● **WORK REQUEST**
Work out how many lines in the entries below contain the string "folder". Reply with that figure alone.

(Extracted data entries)
· · ·
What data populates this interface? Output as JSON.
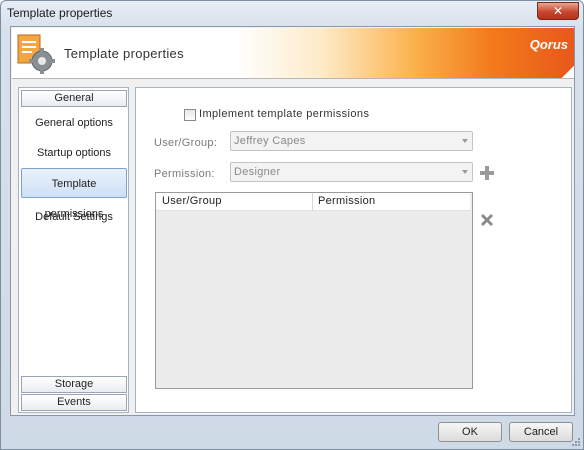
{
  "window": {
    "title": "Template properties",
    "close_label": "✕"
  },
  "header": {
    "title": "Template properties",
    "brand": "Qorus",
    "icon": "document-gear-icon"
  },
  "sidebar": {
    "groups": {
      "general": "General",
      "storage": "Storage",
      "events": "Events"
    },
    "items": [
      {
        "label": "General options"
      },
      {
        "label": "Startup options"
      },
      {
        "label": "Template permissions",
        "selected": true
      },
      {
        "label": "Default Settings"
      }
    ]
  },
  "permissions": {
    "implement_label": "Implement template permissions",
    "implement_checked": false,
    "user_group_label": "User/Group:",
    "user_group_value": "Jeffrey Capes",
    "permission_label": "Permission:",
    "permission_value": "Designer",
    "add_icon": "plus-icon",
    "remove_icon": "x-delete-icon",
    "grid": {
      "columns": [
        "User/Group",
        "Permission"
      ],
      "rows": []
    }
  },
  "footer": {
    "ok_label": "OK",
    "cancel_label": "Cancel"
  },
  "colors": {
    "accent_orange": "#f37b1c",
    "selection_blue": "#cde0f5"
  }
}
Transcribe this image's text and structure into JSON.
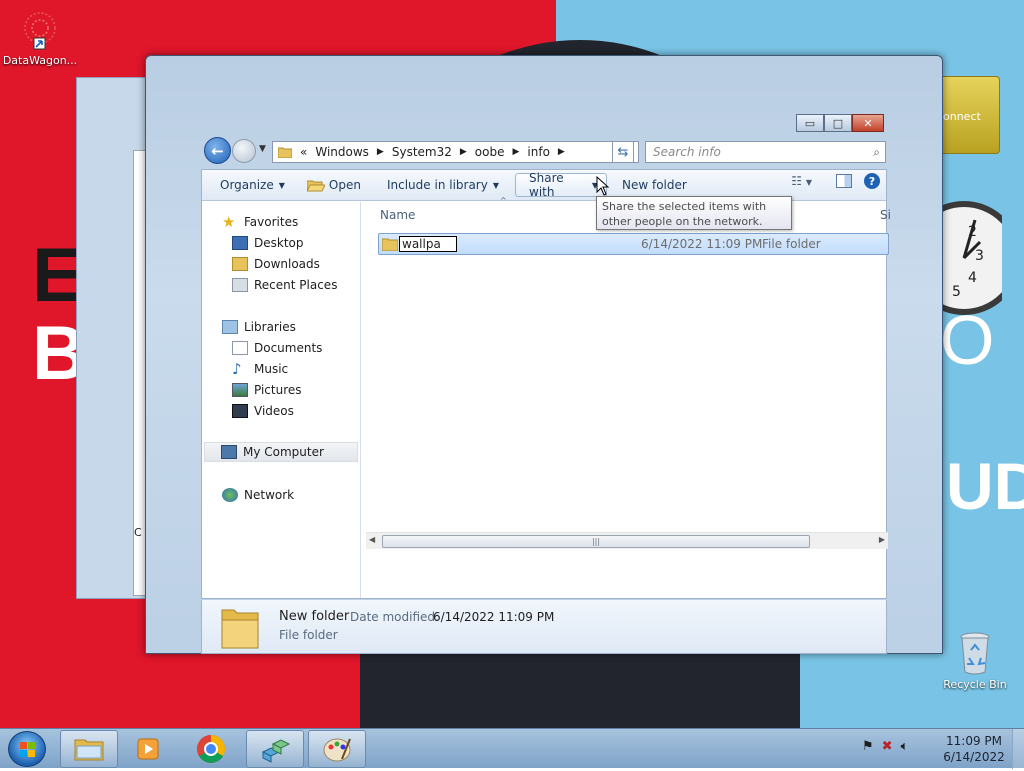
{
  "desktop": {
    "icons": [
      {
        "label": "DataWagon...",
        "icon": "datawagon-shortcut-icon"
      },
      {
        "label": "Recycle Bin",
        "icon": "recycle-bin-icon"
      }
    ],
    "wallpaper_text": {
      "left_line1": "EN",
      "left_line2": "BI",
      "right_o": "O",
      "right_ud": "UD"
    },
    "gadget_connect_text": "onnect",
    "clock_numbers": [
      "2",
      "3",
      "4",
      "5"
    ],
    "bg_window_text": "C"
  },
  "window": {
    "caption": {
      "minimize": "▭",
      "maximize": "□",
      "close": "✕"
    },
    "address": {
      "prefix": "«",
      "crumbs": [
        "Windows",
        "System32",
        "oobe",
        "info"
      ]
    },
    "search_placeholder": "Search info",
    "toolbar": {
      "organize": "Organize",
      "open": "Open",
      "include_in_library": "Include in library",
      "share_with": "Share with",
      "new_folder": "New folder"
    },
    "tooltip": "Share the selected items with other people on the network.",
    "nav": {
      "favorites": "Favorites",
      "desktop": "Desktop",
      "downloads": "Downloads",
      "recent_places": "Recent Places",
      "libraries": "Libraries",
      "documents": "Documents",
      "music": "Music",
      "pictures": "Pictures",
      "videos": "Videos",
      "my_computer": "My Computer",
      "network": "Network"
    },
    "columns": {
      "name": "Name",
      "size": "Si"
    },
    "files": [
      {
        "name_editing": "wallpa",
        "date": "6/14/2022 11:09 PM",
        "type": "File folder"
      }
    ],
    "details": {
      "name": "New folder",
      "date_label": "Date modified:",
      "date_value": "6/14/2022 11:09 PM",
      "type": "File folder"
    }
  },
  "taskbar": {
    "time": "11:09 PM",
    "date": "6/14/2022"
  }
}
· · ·
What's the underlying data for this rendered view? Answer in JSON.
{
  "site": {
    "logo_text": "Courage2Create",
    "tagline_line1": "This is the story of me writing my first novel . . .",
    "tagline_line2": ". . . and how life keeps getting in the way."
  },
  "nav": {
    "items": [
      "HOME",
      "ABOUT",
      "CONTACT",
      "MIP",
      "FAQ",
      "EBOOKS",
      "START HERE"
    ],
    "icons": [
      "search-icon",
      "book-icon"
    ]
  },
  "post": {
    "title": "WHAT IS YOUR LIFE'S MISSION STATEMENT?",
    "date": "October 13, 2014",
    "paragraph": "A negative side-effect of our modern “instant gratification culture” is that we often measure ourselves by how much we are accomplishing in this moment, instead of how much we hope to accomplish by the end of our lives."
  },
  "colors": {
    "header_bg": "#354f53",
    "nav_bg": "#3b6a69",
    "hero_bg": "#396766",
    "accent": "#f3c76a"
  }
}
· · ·
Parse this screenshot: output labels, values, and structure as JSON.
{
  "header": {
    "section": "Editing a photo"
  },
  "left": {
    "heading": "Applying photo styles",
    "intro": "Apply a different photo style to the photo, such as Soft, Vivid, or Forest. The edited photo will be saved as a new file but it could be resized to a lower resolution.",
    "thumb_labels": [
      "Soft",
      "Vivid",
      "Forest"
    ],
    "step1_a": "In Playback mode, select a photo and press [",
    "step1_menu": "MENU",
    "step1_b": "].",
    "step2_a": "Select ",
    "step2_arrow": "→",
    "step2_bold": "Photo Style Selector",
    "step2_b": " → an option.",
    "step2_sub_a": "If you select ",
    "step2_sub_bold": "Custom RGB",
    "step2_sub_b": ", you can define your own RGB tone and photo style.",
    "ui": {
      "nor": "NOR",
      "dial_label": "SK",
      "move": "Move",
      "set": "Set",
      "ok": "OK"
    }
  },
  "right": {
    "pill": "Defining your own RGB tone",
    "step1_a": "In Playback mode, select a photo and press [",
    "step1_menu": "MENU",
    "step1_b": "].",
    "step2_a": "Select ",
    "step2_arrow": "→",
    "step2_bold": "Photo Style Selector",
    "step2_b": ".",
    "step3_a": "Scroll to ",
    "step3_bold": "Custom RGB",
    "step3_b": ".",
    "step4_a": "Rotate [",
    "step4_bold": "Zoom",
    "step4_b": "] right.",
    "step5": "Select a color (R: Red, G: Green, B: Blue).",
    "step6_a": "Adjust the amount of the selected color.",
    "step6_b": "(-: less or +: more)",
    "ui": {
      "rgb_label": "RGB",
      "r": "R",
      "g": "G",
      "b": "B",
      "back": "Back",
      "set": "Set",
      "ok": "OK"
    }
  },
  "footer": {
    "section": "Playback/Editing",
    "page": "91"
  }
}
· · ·
● **REPLY TO THE TASK**
4